How To Nurture Existing Friendships and Create New Ones
When we are at school, college, university it’s easy to stay in touch with friends as we see them almost daily and have time on our hands to connect via social media when we don’t. We tend to all be in the same boat with common influences and lifestyle goals but what happens to those friendships when we move on from education and follow different paths. Often we neglect those friendships due to geographical distances, time constraints, different lifestyles and work pressures. Our friends are more likely to be scattered across different cities even different countries so meeting up happens less frequently and takes more time to arrange. When we do meet up, if we don’t fall back immediately into our previous easy relationship, or struggle to connect properly, it leads to disappointment and the friendship that was once so strong can whither on the vine.
In no time we can find ourselves being less sociable. We convince ourselves that with our busy work schedules and stressful lives we need time to ourselves for ‘self-care’ but if we are not careful we can find ourselves lonely, feeling anxious and avoiding social situations that are not work or family related and its not healthy for us.
Some people find it easy to make new friends and socialise with apparent ease but for most of us making new friends and introducing ourselves to new people makes us feel anxious and vulnerable.
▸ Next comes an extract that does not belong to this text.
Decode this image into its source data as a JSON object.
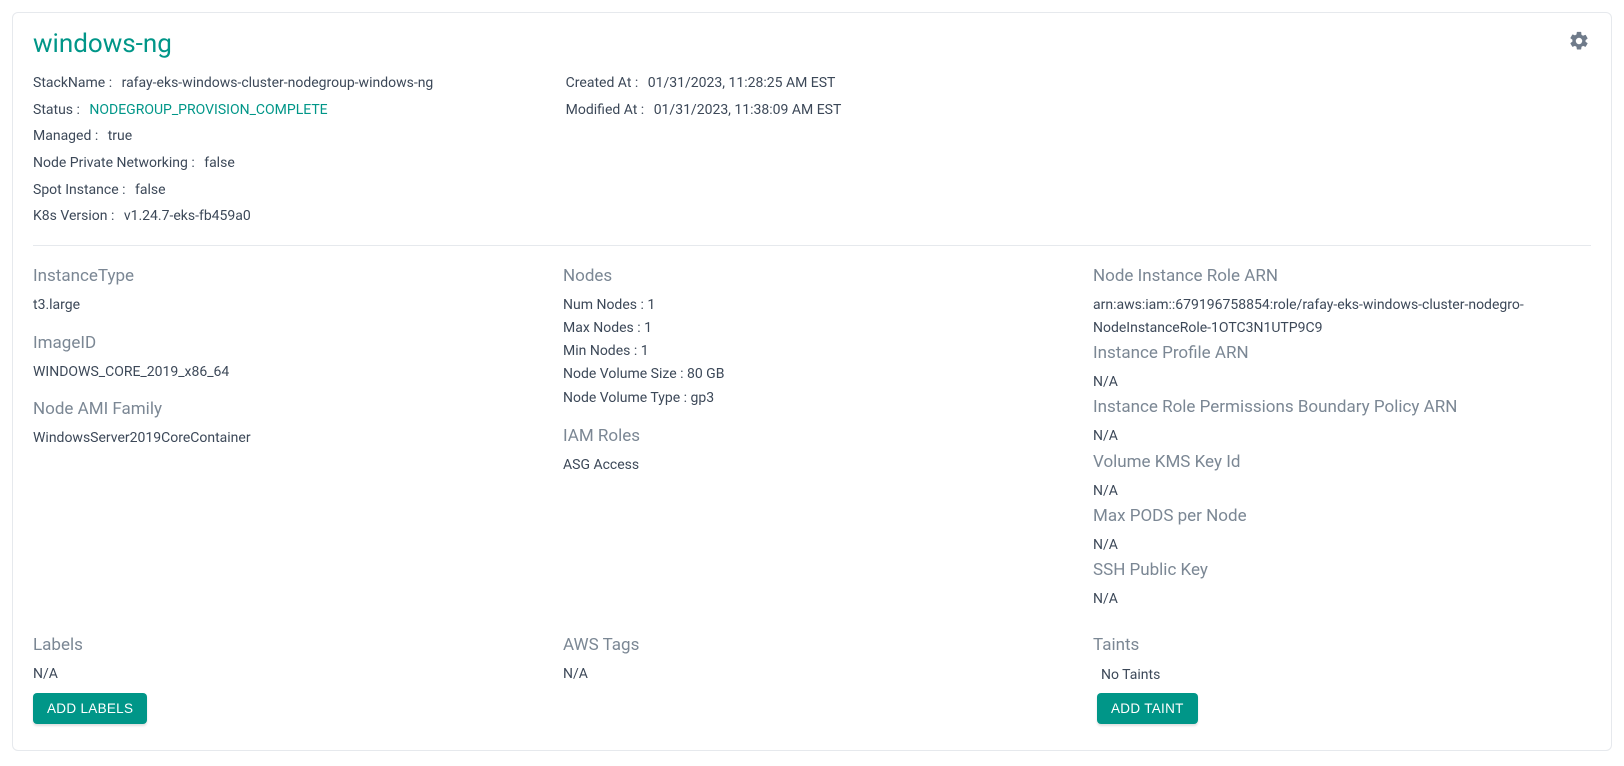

Clinical psychologist Dr Ellen Hendriksen refers to social anxiety as The Reveal. “What makes us anxious in social situations is that perceived flaw - something we dislike about our appearance, lack of social skills or some bigger part of our personality - will be obvious to others unless we work hard to hide it. Ironically the less we socialise and the lonelier we feel, the more pronounced this fear may become” says Dr Hendriksen.
Being sociable and making an effort to start new friendships require us to step outside our comfort zone but the payback is always worth it. We are by nature social animals who have evolved to live and work in teams and we grow in confidence when we feel valued and respected by others.
It is important to keep our social skills active and improve on them if we think our social circle is shrinking.
We need to make a conscious effort to keep our valued existing friendships healthy by not leaving contact to a just the group ‘Whatsapp’. We need to take the time to pick up the phone and talk and listen to what is really going on in our friends lives - we need to stay connected. We need to plan ‘get-togethers’ without blowing them up out of proportion and we need to remember to laugh with them over ‘old times’. Laughter can bridge gaps, break the ice and remind us of the friendship we share faster than anything else.
We also need to remember when meeting new people, not to get too hung up on coming across as self-possessed and together.
“We often focus on impressing people in social situations but in always trying to come across as confident and competent we can actually shoot ourselves in the foot” says Dr Hendriksen “Its fine to get tongue tied or for a joke to fall flat. People appreciate imperfection far more than perfection. Its much more human and likeable”
When making new acquaintances we can find ourselves concentrating on finding out what we might have in common, this technique can backfire if we find we share little common ground and we quickly run out of things to say. Far better to focus on more universal experiences - love, travel, anxieties, difficult family relationships, embarrassing moments - we all share at least some of those.
And most importantly, with old friends and new, really invest in the person we are talking to, listen to what they are saying, our curiosity will take over and we will automatically become more natural and engaged.
The more relaxed we are in social situations, the more we enjoy them and life isn’t half as much fun without friends, so don’t lose the art of socialising - stay in touch with old friends, make new ones, stay curious - it’s in our DNA.